We were supposed to climb Phnom Bakheng for a view of Angkor Wat at sunset, but Choeun’s warning that 3,000 other people may choose to do this today makes it sound quite unappealing.
Instead we climb up at the very end of the day to capture the best light on Angkor Wat.
There are elephants available to take you up to the ruins and, had the rides been half the cost, Lane and I would have taken advantage of that option. But the trek up is easy and pleasant enough and by now we have scrambled up enough ruins that navigating these steep stairs once we reach the temple isn’t too difficult either.
Phnom Bakheng itself is a rather dilapidated ruin, as those things go here, but it offers amazing views over the countryside, a nearby shrine, the distant hills along Tonle’ Sap, the waters of West Baray (a vast ancient reservoir), and – of course – Angkor Wat.
We sit, admire the views, and relax until the local TV news camera shows up. (Really.) The crowds can’t be far behind.
We share the route down with the elephants.
I love the Indian elephants. They are so beautiful, with their mottled faces and placid demeanor. Dave and Carolyn walk ahead of me and Dave pats each elephant as it passes. Meanwhile, Joe makes sure that I am safely at the edge of the trail, as far as possible from these huge beasts.

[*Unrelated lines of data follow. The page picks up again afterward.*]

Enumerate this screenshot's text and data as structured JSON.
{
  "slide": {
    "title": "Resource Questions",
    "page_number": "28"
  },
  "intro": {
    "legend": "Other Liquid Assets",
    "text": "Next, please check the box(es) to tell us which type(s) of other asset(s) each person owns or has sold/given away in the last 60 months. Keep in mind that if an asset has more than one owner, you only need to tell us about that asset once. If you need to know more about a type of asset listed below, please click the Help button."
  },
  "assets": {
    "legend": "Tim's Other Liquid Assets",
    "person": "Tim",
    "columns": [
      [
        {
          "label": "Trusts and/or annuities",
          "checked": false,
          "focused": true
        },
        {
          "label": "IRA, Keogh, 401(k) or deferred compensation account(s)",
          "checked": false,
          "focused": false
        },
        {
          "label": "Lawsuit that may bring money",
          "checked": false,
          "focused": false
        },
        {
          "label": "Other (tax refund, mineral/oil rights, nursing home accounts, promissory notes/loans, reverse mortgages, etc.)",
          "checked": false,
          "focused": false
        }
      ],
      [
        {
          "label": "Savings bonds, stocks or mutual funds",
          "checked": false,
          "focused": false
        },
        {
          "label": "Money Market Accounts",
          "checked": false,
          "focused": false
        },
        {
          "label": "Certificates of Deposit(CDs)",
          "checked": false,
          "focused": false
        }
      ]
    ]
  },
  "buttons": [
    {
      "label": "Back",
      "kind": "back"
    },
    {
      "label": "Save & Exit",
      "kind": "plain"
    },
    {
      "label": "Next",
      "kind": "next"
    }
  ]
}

As we come to the end of the trail, I join Dave and pat one of these gentle-seeming giants as it lumbers past. It’s flank is hard, rough, and unexpectedly hairy.

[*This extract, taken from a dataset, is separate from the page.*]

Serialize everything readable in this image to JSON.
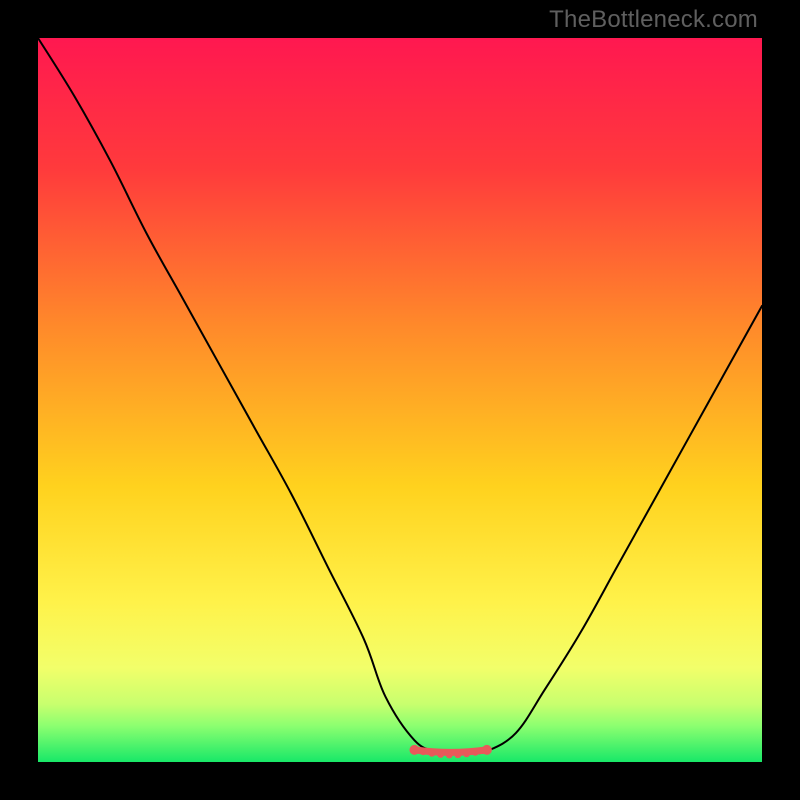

It IS a bit scary, although I doubt the elephant even notices my touch.